- _What you are asked to do_:
Copy out all lines bearing the word "transaction" from the listing below.

- _Data for this task_:

┌──

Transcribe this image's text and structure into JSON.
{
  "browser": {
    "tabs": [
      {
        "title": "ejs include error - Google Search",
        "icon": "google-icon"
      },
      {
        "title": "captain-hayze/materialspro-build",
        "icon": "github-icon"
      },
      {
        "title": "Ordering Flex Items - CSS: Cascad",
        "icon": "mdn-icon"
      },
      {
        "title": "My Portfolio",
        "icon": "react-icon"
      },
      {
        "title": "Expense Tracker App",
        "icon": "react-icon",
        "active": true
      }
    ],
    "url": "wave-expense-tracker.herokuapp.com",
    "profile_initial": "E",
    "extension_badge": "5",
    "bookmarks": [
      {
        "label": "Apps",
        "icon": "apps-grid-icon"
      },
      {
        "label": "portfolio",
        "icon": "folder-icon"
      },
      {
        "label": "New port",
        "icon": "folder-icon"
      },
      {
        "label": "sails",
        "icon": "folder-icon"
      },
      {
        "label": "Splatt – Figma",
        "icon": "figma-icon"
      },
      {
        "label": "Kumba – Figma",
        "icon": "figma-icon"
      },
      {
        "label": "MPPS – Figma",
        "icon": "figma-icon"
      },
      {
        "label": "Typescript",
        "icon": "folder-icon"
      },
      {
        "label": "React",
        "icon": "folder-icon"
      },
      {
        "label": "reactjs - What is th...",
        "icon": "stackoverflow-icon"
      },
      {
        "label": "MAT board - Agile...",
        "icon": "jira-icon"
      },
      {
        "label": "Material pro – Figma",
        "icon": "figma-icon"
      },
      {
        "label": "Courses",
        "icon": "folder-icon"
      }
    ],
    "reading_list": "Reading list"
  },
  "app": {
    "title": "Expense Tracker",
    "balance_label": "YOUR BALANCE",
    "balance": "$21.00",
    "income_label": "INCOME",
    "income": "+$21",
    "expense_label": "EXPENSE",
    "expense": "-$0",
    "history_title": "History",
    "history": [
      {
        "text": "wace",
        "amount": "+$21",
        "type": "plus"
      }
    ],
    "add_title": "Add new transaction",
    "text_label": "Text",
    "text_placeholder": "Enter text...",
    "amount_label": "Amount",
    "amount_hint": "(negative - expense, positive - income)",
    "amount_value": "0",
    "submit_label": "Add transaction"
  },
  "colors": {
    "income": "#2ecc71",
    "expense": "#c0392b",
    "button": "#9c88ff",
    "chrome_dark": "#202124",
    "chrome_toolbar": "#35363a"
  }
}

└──

- _Written solution_:
    "add_title": "Add new transaction",
    "submit_label": "Add transaction"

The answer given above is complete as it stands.